LWV Arkansas and Republican state Senator Bryan King filed a state court lawsuit against new restrictions on ballot measures, asserting they violated the Arkansas constitution. The restrictions greatly increased the number of counties from which initiative supporters were required to gather signatures and removed the opportunity to cure or amend ballot initiatives that did not satisfy the conditions for being added to the ballot.
Arkansas allows voters to pass laws and amend the state constitution through the ballot initiative process. Article 5 Section 1 of Arkansas’ constitution requires supporters of a ballot initiative to gather at least half of the required petition signatures from at least 15 counties. Signatures from 8% of legal voters and 10% of legal voters are required to place laws and state constitutional amendments on the ballot, respectively. The percentages are calculated based on the total number of votes cast for governor in the last election.
The constitution also requires that election officials allow supporters of a ballot initiative to amend or correct one that does not meet legal requirements, so long as at least 75% of the petition signatures from the statewide total, or from at least 15 counties are valid. The Arkansas constitution also forbids the legislature from restricting pay for petition circulators, banning the circulation of petitions, or obtaining petitions. The legislature is permitted to pass laws preventing perjury, forgery, and other fraudulent practices from affecting petitions. Finally, the constitution specifies the legislature may not pass laws impairing the ballot initiative process.
Under Act 236 of 2023, supporters of a ballot initiative must now gather signatures from at least 50 counties, two-thirds of the 75 counties in the state. Furthermore, the act directs election officials to forbid amending or correcting ballot initiatives that do not satisfy the required number of counties or signatures if the deadline for filing petitions has passed.
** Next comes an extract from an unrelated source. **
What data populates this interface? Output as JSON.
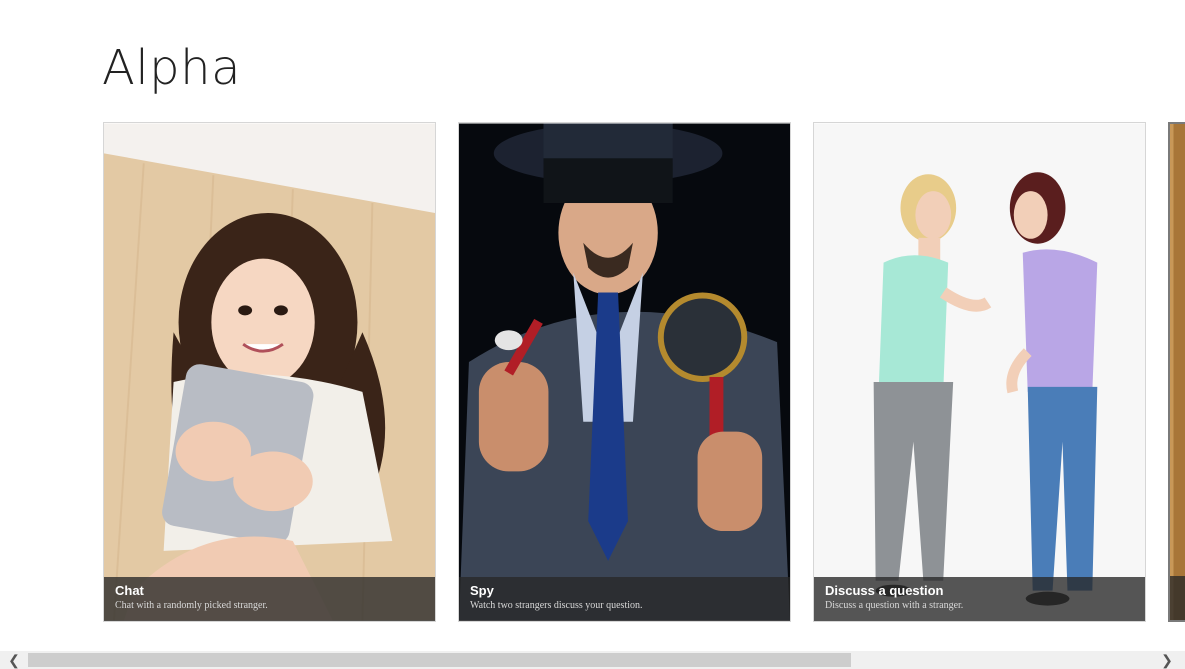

On March 10, 2023, the League of Women Voters of Arkansas (LWV Arkansas), together with Republican state Senator Bryan King, filed a lawsuit in the Pulaski County circuit court. The lawsuit asserted that Act 236 was unconstitutional in several ways. First, it effectively amended the constitution by increasing the number of counties from which petitions must originate from 15 to 50, directly contradicting the text of Article 5, Section 1. Second, the lawsuit argued the increase in required counties violated the constitution’s ban on impairing the ballot initiative process by making it harder for ballot initiatives to qualify for the ballot. Thirdly, the passage of the act itself was unconstitutional, as the legislature was attempting to change the constitution with a statute instead of following the prescribed constitutional amendment process.
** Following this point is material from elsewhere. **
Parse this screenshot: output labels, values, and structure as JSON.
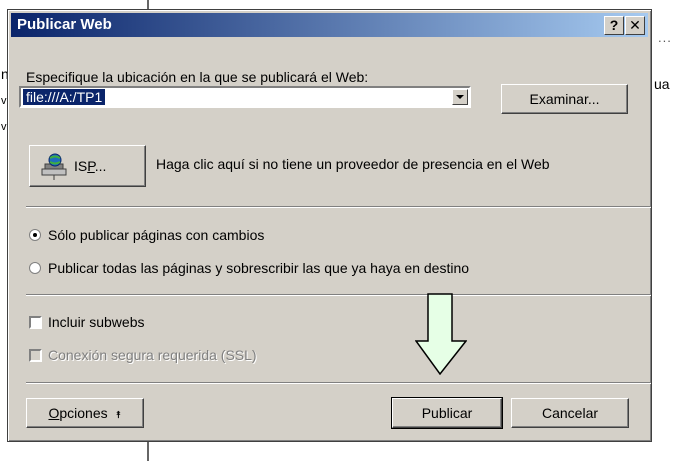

The League is represented by David Couch in this matter.
Act 236 of 2023 becomes law
Governor Sarah Huckabee-Sanders signs Act 236 of 2023 into law. The act imposes new barriers to ballot initiatives.
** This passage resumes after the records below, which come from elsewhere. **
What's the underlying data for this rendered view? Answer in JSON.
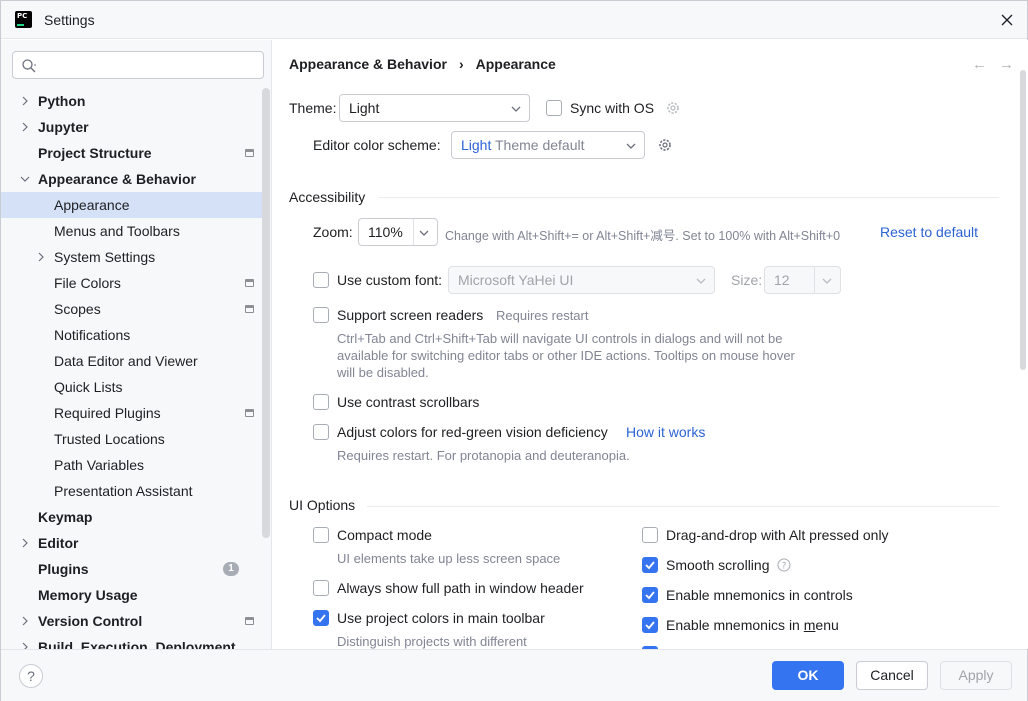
{
  "window": {
    "title": "Settings"
  },
  "search": {
    "placeholder": ""
  },
  "sidebar": {
    "items": [
      {
        "label": "Python",
        "level": 0,
        "bold": true,
        "expandable": true,
        "expanded": false
      },
      {
        "label": "Jupyter",
        "level": 0,
        "bold": true,
        "expandable": true,
        "expanded": false
      },
      {
        "label": "Project Structure",
        "level": 0,
        "bold": true,
        "project_icon": true
      },
      {
        "label": "Appearance & Behavior",
        "level": 0,
        "bold": true,
        "expandable": true,
        "expanded": true
      },
      {
        "label": "Appearance",
        "level": 1,
        "selected": true
      },
      {
        "label": "Menus and Toolbars",
        "level": 1
      },
      {
        "label": "System Settings",
        "level": 1,
        "expandable": true,
        "expanded": false
      },
      {
        "label": "File Colors",
        "level": 1,
        "project_icon": true
      },
      {
        "label": "Scopes",
        "level": 1,
        "project_icon": true
      },
      {
        "label": "Notifications",
        "level": 1
      },
      {
        "label": "Data Editor and Viewer",
        "level": 1
      },
      {
        "label": "Quick Lists",
        "level": 1
      },
      {
        "label": "Required Plugins",
        "level": 1,
        "project_icon": true
      },
      {
        "label": "Trusted Locations",
        "level": 1
      },
      {
        "label": "Path Variables",
        "level": 1
      },
      {
        "label": "Presentation Assistant",
        "level": 1
      },
      {
        "label": "Keymap",
        "level": 0,
        "bold": true
      },
      {
        "label": "Editor",
        "level": 0,
        "bold": true,
        "expandable": true,
        "expanded": false
      },
      {
        "label": "Plugins",
        "level": 0,
        "bold": true,
        "badge": "1"
      },
      {
        "label": "Memory Usage",
        "level": 0,
        "bold": true
      },
      {
        "label": "Version Control",
        "level": 0,
        "bold": true,
        "expandable": true,
        "expanded": false,
        "project_icon": true
      },
      {
        "label": "Build, Execution, Deployment",
        "level": 0,
        "bold": true,
        "expandable": true,
        "expanded": false
      }
    ]
  },
  "breadcrumb": {
    "parent": "Appearance & Behavior",
    "separator": "›",
    "current": "Appearance"
  },
  "nav": {
    "back": "←",
    "forward": "→"
  },
  "theme": {
    "label": "Theme:",
    "value": "Light",
    "sync_label": "Sync with OS",
    "sync_checked": false
  },
  "scheme": {
    "label": "Editor color scheme:",
    "value_accent": "Light",
    "value_rest": " Theme default"
  },
  "accessibility": {
    "title": "Accessibility",
    "zoom_label": "Zoom:",
    "zoom_value": "110%",
    "zoom_hint": "Change with Alt+Shift+= or Alt+Shift+减号. Set to 100% with Alt+Shift+0",
    "reset_link": "Reset to default",
    "custom_font_label": "Use custom font:",
    "custom_font_value": "Microsoft YaHei UI",
    "size_label": "Size:",
    "size_value": "12",
    "screen_readers_label": "Support screen readers",
    "screen_readers_hint": "Requires restart",
    "screen_readers_desc_1": "Ctrl+Tab and Ctrl+Shift+Tab will navigate UI controls in dialogs and will not be",
    "screen_readers_desc_2": "available for switching editor tabs or other IDE actions. Tooltips on mouse hover",
    "screen_readers_desc_3": "will be disabled.",
    "contrast_scrollbars_label": "Use contrast scrollbars",
    "color_deficiency_label": "Adjust colors for red-green vision deficiency",
    "how_it_works_link": "How it works",
    "color_deficiency_hint": "Requires restart. For protanopia and deuteranopia."
  },
  "ui_options": {
    "title": "UI Options",
    "compact_mode_label": "Compact mode",
    "compact_mode_hint": "UI elements take up less screen space",
    "full_path_label": "Always show full path in window header",
    "project_colors_label": "Use project colors in main toolbar",
    "project_colors_hint": "Distinguish projects with different",
    "drag_drop_label": "Drag-and-drop with Alt pressed only",
    "smooth_scrolling_label": "Smooth scrolling",
    "mnemonics_controls_label": "Enable mnemonics in controls",
    "mnemonics_menu_prefix": "Enable mnemonics in ",
    "mnemonics_menu_underlined": "m",
    "mnemonics_menu_suffix": "enu"
  },
  "footer": {
    "help": "?",
    "ok": "OK",
    "cancel": "Cancel",
    "apply": "Apply"
  },
  "colors": {
    "accent": "#3574f0",
    "link": "#2b63d5",
    "selection": "#d5e1f6"
  }
}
LWV Arkansas files lawsuit
LWV Arkansas and Republican state Senator Bruce King file suit, asserting the new restrictions on ballot initiative petitions violate the Arkansas constitution.